​“Why take disableds’ pay away?”
​Said Kathy*. May had nought to say.
​TV debate? Too “frit” to play.
​And what, last April*, did she say? –
​She argued not to “leave” but “stay”:
​Irish and Scots could break away;​
​The bankers could all go away;
​Trade deals? Could be worse, O.K?
​In single market? Costs to pay.

​On Brexit it is all hearsay:
​Why put your trust in Mrs May?
​Do YOU know what she’ll give away?
​Tories are split, in disarray.
​And what if she’d just “run away”
​ ​And Far Right/Daily Mail hold sway?

​What does her manifesto say?
​For social care you’ll have to pay;
​More cuts for schools are on the way;
​Retireds face a cut in pay*;
​Few immigrants? The figures say
​A record under Mrs May*.

​What will we get “post-Brexit day”?
​The NHS will fade away
​And if you’re ill you’ll have to pay*;
​More zero hours and more low pay;
​Meanwhile the richest will make hay;
​More cuts – for that’s the Tory way.
​Why WOULD YOU vote for Mrs May?

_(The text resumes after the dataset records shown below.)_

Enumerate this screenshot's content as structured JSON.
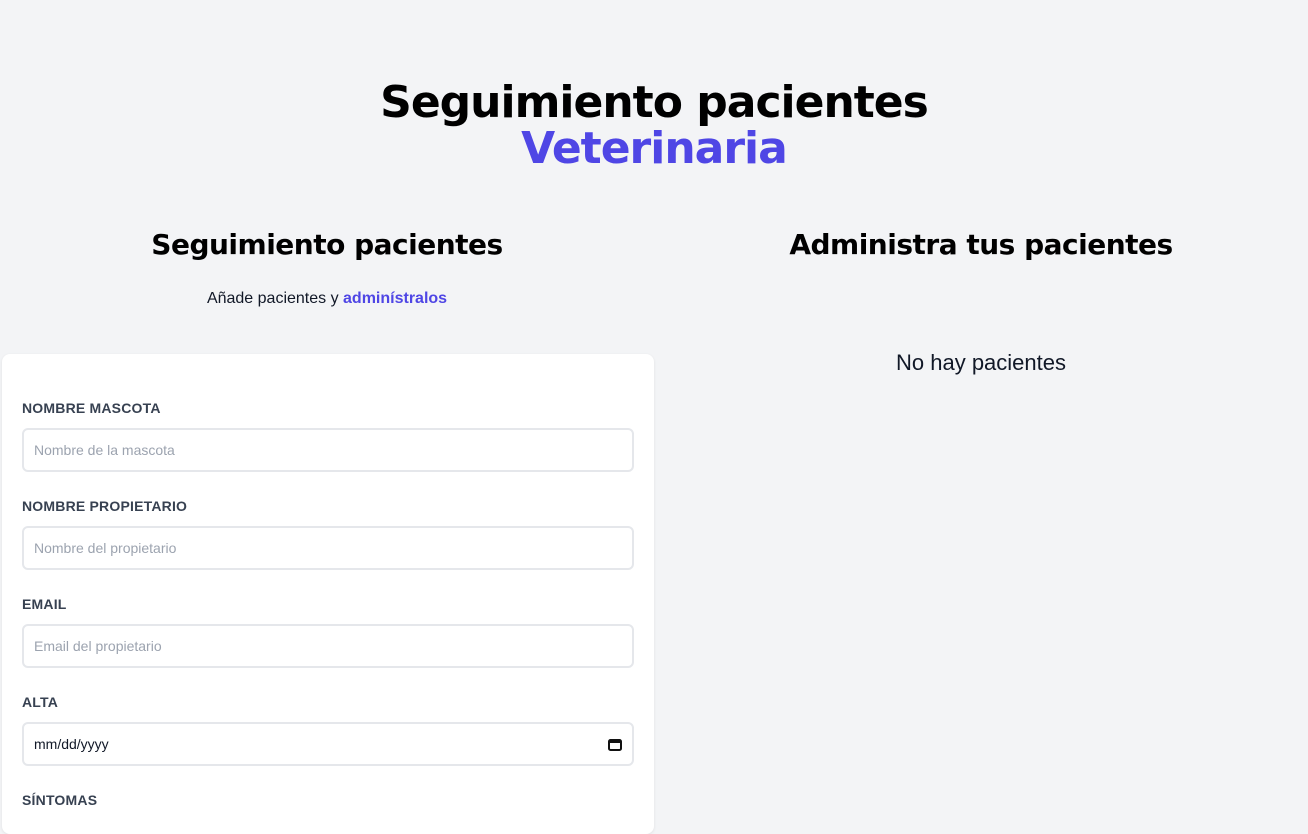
{
  "header": {
    "title": "Seguimiento pacientes",
    "subtitle": "Veterinaria"
  },
  "form_section": {
    "title": "Seguimiento pacientes",
    "lead_text": "Añade pacientes y ",
    "lead_accent": "adminístralos",
    "fields": [
      {
        "label": "NOMBRE MASCOTA",
        "placeholder": "Nombre de la mascota"
      },
      {
        "label": "NOMBRE PROPIETARIO",
        "placeholder": "Nombre del propietario"
      },
      {
        "label": "EMAIL",
        "placeholder": "Email del propietario"
      },
      {
        "label": "ALTA",
        "value": "mm/dd/yyyy"
      },
      {
        "label": "SÍNTOMAS"
      }
    ]
  },
  "list_section": {
    "title": "Administra tus pacientes",
    "empty_message": "No hay pacientes"
  },
  "colors": {
    "accent": "#4f46e5",
    "background": "#f3f4f6",
    "card": "#ffffff"
  }
}
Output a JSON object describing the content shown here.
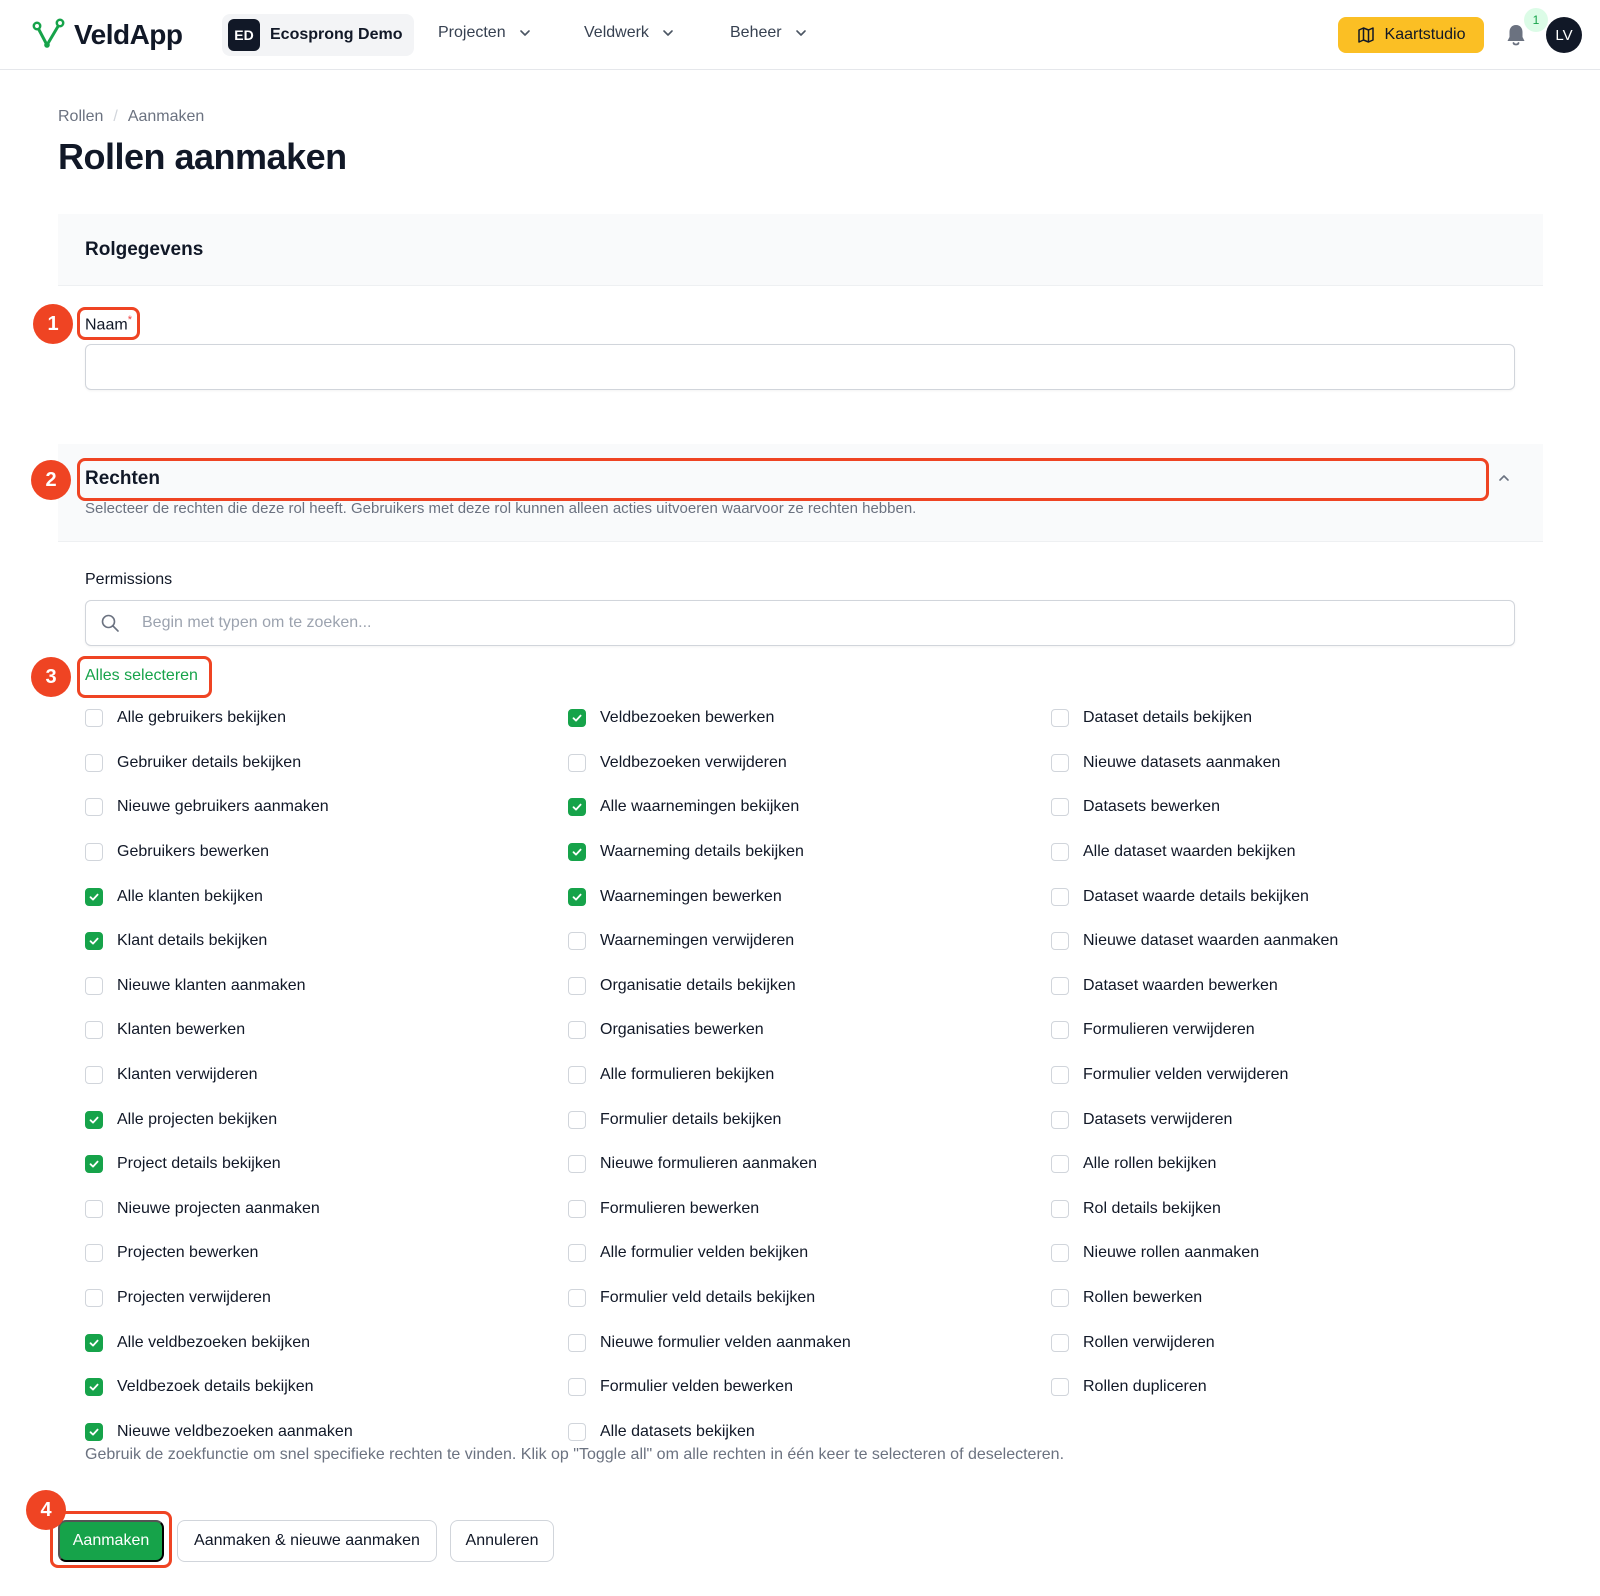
{
  "app": {
    "name": "VeldApp",
    "tenant_badge": "ED",
    "tenant_name": "Ecosprong Demo",
    "nav": [
      "Projecten",
      "Veldwerk",
      "Beheer"
    ],
    "studio_button": "Kaartstudio",
    "notification_count": "1",
    "user_initials": "LV",
    "accent_color": "#16a34a",
    "studio_color": "#fbbf24",
    "annotation_color": "#ef4423"
  },
  "breadcrumb": [
    "Rollen",
    "/",
    "Aanmaken"
  ],
  "page_title": "Rollen aanmaken",
  "section_rolgegevens": {
    "title": "Rolgegevens",
    "name_label": "Naam",
    "required_mark": "*",
    "name_value": ""
  },
  "section_rechten": {
    "title": "Rechten",
    "description": "Selecteer de rechten die deze rol heeft. Gebruikers met deze rol kunnen alleen acties uitvoeren waarvoor ze rechten hebben.",
    "permissions_label": "Permissions",
    "search_placeholder": "Begin met typen om te zoeken...",
    "select_all": "Alles selecteren",
    "help_text": "Gebruik de zoekfunctie om snel specifieke rechten te vinden. Klik op \"Toggle all\" om alle rechten in één keer te selecteren of deselecteren.",
    "columns": [
      [
        {
          "label": "Alle gebruikers bekijken",
          "checked": false
        },
        {
          "label": "Gebruiker details bekijken",
          "checked": false
        },
        {
          "label": "Nieuwe gebruikers aanmaken",
          "checked": false
        },
        {
          "label": "Gebruikers bewerken",
          "checked": false
        },
        {
          "label": "Alle klanten bekijken",
          "checked": true
        },
        {
          "label": "Klant details bekijken",
          "checked": true
        },
        {
          "label": "Nieuwe klanten aanmaken",
          "checked": false
        },
        {
          "label": "Klanten bewerken",
          "checked": false
        },
        {
          "label": "Klanten verwijderen",
          "checked": false
        },
        {
          "label": "Alle projecten bekijken",
          "checked": true
        },
        {
          "label": "Project details bekijken",
          "checked": true
        },
        {
          "label": "Nieuwe projecten aanmaken",
          "checked": false
        },
        {
          "label": "Projecten bewerken",
          "checked": false
        },
        {
          "label": "Projecten verwijderen",
          "checked": false
        },
        {
          "label": "Alle veldbezoeken bekijken",
          "checked": true
        },
        {
          "label": "Veldbezoek details bekijken",
          "checked": true
        },
        {
          "label": "Nieuwe veldbezoeken aanmaken",
          "checked": true
        }
      ],
      [
        {
          "label": "Veldbezoeken bewerken",
          "checked": true
        },
        {
          "label": "Veldbezoeken verwijderen",
          "checked": false
        },
        {
          "label": "Alle waarnemingen bekijken",
          "checked": true
        },
        {
          "label": "Waarneming details bekijken",
          "checked": true
        },
        {
          "label": "Waarnemingen bewerken",
          "checked": true
        },
        {
          "label": "Waarnemingen verwijderen",
          "checked": false
        },
        {
          "label": "Organisatie details bekijken",
          "checked": false
        },
        {
          "label": "Organisaties bewerken",
          "checked": false
        },
        {
          "label": "Alle formulieren bekijken",
          "checked": false
        },
        {
          "label": "Formulier details bekijken",
          "checked": false
        },
        {
          "label": "Nieuwe formulieren aanmaken",
          "checked": false
        },
        {
          "label": "Formulieren bewerken",
          "checked": false
        },
        {
          "label": "Alle formulier velden bekijken",
          "checked": false
        },
        {
          "label": "Formulier veld details bekijken",
          "checked": false
        },
        {
          "label": "Nieuwe formulier velden aanmaken",
          "checked": false
        },
        {
          "label": "Formulier velden bewerken",
          "checked": false
        },
        {
          "label": "Alle datasets bekijken",
          "checked": false
        }
      ],
      [
        {
          "label": "Dataset details bekijken",
          "checked": false
        },
        {
          "label": "Nieuwe datasets aanmaken",
          "checked": false
        },
        {
          "label": "Datasets bewerken",
          "checked": false
        },
        {
          "label": "Alle dataset waarden bekijken",
          "checked": false
        },
        {
          "label": "Dataset waarde details bekijken",
          "checked": false
        },
        {
          "label": "Nieuwe dataset waarden aanmaken",
          "checked": false
        },
        {
          "label": "Dataset waarden bewerken",
          "checked": false
        },
        {
          "label": "Formulieren verwijderen",
          "checked": false
        },
        {
          "label": "Formulier velden verwijderen",
          "checked": false
        },
        {
          "label": "Datasets verwijderen",
          "checked": false
        },
        {
          "label": "Alle rollen bekijken",
          "checked": false
        },
        {
          "label": "Rol details bekijken",
          "checked": false
        },
        {
          "label": "Nieuwe rollen aanmaken",
          "checked": false
        },
        {
          "label": "Rollen bewerken",
          "checked": false
        },
        {
          "label": "Rollen verwijderen",
          "checked": false
        },
        {
          "label": "Rollen dupliceren",
          "checked": false
        }
      ]
    ]
  },
  "actions": {
    "create": "Aanmaken",
    "create_and_new": "Aanmaken & nieuwe aanmaken",
    "cancel": "Annuleren"
  },
  "annotations": [
    "1",
    "2",
    "3",
    "4"
  ]
}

*Disabled Kathy in Abingdon recently wanted Mrs May not to cut disabled living allowance and care. (Kathy has £100 a month to live on.) * 25 April 2016
*No triple lock on state pensions
*A record 650,000 immigrants entered UK in May’s last year as Home Secretary.
*Boris Johnson wants us to pay for NHS treatment, Michael Gove to privatise it, Iain Duncan Smith to replace it with an insurance system – John Major said the NHS was as safe in their hands as a pet hamster would be with a hungry python.”

Osborne unwittingly reveals a coalition dirty secret on health and schools

George Osborne in the Evening Standard unwittingly revealing TRUE coalition policies in an article meant to diss Jeremy Corbyn:

“The Coalition government enacted a programme of austerity but claimed that key services such as the NHS and schools would be ‘ring-fenced’ — true in the strict sense that their budgets were not cut, but in practice they faced a prolonged freeze that meant they couldn’t do everything asked of them.”


No vote from Maldives for Swire – in spite of all his visits and questions in Parliament!

Heck, Swire can’t even vote for himself in East Devon as he doesn’t live in the constituency, preferring to syay well away on the other side of the M5!

The ability of Commonwealth citizens to vote in our elections means that changes to the membership of the Commonwealth have a knock-on impact on who can vote. (It also means that Mozambique and Rwandan citizens can vote here – surely the obscurest group with the franchise given that neither country was part of the British empire but they were admitted to the Commonwealth for political reasons.)

The latest change, following the news about The Gambia, is that Maldivians have now lost the vote. Their country left the Commonwealth last year under pressure over human rights, and the relevant legislative change has just come in.”